━━━ Record excerpts
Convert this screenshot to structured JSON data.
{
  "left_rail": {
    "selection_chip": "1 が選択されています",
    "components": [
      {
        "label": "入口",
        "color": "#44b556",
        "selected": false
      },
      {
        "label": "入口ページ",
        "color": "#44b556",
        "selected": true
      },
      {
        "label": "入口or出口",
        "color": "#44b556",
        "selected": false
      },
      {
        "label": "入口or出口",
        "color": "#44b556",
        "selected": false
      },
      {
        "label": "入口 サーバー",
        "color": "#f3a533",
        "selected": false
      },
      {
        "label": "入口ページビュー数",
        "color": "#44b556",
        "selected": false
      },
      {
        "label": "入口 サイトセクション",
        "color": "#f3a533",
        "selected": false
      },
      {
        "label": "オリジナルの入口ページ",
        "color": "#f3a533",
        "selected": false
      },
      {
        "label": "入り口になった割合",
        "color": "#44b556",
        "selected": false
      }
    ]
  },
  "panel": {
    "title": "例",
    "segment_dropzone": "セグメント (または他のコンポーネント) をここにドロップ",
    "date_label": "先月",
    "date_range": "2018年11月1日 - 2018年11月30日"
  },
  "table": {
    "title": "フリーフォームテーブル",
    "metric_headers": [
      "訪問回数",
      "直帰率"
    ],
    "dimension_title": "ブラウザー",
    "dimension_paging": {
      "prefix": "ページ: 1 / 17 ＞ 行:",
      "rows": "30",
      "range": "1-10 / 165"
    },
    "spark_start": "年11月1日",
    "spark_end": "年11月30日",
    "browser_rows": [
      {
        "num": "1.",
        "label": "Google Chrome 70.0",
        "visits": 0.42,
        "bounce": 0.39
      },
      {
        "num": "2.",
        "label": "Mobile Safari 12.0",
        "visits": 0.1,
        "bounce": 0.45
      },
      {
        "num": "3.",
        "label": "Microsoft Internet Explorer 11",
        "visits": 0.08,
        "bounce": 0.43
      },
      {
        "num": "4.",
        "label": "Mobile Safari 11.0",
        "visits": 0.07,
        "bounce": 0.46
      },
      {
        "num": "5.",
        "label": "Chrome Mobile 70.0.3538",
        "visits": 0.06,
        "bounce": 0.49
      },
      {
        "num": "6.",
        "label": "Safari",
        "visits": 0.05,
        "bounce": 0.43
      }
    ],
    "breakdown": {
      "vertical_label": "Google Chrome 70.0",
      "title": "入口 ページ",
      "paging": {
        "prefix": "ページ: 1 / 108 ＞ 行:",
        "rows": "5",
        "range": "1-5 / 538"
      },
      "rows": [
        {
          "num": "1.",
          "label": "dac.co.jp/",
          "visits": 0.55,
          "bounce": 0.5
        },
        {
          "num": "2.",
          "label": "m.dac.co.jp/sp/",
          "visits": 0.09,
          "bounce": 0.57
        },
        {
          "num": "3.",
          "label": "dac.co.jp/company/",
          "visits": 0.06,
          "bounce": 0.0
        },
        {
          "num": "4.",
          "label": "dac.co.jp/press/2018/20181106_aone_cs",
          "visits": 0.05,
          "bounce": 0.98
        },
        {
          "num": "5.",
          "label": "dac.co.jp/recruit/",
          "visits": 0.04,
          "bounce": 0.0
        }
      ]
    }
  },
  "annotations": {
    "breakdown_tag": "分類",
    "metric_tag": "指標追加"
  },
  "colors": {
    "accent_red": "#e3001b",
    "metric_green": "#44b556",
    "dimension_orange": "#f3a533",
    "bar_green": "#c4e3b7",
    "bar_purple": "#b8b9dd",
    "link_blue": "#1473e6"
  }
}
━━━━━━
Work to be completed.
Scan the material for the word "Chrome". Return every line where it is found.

Result of the exercise.
        "label": "Google Chrome 70.0",
        "label": "Chrome Mobile 70.0.3538",
      "vertical_label": "Google Chrome 70.0",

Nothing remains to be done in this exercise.